§ About this task: Set it all down exactly, every record and every line.

*** Opening Information shown ***

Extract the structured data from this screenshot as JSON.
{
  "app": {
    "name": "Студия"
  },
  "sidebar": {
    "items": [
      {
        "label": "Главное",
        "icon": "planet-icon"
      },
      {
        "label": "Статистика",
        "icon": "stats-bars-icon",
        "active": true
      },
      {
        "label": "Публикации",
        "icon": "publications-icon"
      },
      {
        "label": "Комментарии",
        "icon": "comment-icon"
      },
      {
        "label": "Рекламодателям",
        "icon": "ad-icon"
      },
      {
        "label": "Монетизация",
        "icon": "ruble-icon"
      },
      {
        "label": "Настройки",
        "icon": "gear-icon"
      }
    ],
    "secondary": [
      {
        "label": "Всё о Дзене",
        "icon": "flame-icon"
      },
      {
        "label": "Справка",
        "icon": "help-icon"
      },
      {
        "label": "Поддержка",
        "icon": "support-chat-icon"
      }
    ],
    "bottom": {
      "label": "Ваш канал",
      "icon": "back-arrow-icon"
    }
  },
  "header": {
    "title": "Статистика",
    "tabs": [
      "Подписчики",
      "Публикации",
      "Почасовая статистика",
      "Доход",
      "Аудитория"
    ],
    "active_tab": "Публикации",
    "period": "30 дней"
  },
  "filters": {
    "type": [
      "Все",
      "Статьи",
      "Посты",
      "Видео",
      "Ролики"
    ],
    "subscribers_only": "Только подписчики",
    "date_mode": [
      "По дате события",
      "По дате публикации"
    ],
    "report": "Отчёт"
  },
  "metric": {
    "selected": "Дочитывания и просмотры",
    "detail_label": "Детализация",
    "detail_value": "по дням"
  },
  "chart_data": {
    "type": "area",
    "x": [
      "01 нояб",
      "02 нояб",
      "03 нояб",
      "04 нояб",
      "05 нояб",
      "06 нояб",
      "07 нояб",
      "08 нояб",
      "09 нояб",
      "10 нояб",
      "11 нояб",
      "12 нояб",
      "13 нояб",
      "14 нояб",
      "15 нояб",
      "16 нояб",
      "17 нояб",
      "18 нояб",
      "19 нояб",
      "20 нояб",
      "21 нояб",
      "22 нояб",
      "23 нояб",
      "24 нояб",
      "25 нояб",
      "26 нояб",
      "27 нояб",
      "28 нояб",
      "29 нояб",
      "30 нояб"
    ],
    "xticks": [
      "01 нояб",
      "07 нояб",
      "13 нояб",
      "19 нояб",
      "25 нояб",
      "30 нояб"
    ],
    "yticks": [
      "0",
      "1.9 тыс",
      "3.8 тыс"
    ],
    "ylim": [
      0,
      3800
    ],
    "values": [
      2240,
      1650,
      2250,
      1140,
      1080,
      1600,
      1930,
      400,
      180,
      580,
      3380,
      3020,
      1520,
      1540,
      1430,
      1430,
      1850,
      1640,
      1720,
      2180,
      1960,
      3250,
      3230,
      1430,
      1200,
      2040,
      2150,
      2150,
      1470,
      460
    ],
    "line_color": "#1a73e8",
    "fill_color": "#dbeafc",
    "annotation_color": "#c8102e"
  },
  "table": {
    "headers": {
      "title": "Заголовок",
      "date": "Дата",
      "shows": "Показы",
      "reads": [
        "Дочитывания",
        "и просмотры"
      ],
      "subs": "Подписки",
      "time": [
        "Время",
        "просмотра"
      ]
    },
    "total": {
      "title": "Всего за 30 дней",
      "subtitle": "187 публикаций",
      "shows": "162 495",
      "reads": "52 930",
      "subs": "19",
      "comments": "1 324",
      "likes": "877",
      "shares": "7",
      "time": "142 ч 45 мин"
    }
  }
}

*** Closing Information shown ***

§ Worked solution:
Extract the structured data from this screenshot as JSON.
{
  "app": {
    "name": "Студия"
  },
  "sidebar": {
    "items": [
      {
        "label": "Главное",
        "icon": "planet-icon"
      },
      {
        "label": "Статистика",
        "icon": "stats-bars-icon",
        "active": true
      },
      {
        "label": "Публикации",
        "icon": "publications-icon"
      },
      {
        "label": "Комментарии",
        "icon": "comment-icon"
      },
      {
        "label": "Рекламодателям",
        "icon": "ad-icon"
      },
      {
        "label": "Монетизация",
        "icon": "ruble-icon"
      },
      {
        "label": "Настройки",
        "icon": "gear-icon"
      }
    ],
    "secondary": [
      {
        "label": "Всё о Дзене",
        "icon": "flame-icon"
      },
      {
        "label": "Справка",
        "icon": "help-icon"
      },
      {
        "label": "Поддержка",
        "icon": "support-chat-icon"
      }
    ],
    "bottom": {
      "label": "Ваш канал",
      "icon": "back-arrow-icon"
    }
  },
  "header": {
    "title": "Статистика",
    "tabs": [
      "Подписчики",
      "Публикации",
      "Почасовая статистика",
      "Доход",
      "Аудитория"
    ],
    "active_tab": "Публикации",
    "period": "30 дней"
  },
  "filters": {
    "type": [
      "Все",
      "Статьи",
      "Посты",
      "Видео",
      "Ролики"
    ],
    "subscribers_only": "Только подписчики",
    "date_mode": [
      "По дате события",
      "По дате публикации"
    ],
    "report": "Отчёт"
  },
  "metric": {
    "selected": "Дочитывания и просмотры",
    "detail_label": "Детализация",
    "detail_value": "по дням"
  },
  "chart_data": {
    "type": "area",
    "x": [
      "01 нояб",
      "02 нояб",
      "03 нояб",
      "04 нояб",
      "05 нояб",
      "06 нояб",
      "07 нояб",
      "08 нояб",
      "09 нояб",
      "10 нояб",
      "11 нояб",
      "12 нояб",
      "13 нояб",
      "14 нояб",
      "15 нояб",
      "16 нояб",
      "17 нояб",
      "18 нояб",
      "19 нояб",
      "20 нояб",
      "21 нояб",
      "22 нояб",
      "23 нояб",
      "24 нояб",
      "25 нояб",
      "26 нояб",
      "27 нояб",
      "28 нояб",
      "29 нояб",
      "30 нояб"
    ],
    "xticks": [
      "01 нояб",
      "07 нояб",
      "13 нояб",
      "19 нояб",
      "25 нояб",
      "30 нояб"
    ],
    "yticks": [
      "0",
      "1.9 тыс",
      "3.8 тыс"
    ],
    "ylim": [
      0,
      3800
    ],
    "values": [
      2240,
      1650,
      2250,
      1140,
      1080,
      1600,
      1930,
      400,
      180,
      580,
      3380,
      3020,
      1520,
      1540,
      1430,
      1430,
      1850,
      1640,
      1720,
      2180,
      1960,
      3250,
      3230,
      1430,
      1200,
      2040,
      2150,
      2150,
      1470,
      460
    ],
    "line_color": "#1a73e8",
    "fill_color": "#dbeafc",
    "annotation_color": "#c8102e"
  },
  "table": {
    "headers": {
      "title": "Заголовок",
      "date": "Дата",
      "shows": "Показы",
      "reads": [
        "Дочитывания",
        "и просмотры"
      ],
      "subs": "Подписки",
      "time": [
        "Время",
        "просмотра"
      ]
    },
    "total": {
      "title": "Всего за 30 дней",
      "subtitle": "187 публикаций",
      "shows": "162 495",
      "reads": "52 930",
      "subs": "19",
      "comments": "1 324",
      "likes": "877",
      "shares": "7",
      "time": "142 ч 45 мин"
    }
  }
}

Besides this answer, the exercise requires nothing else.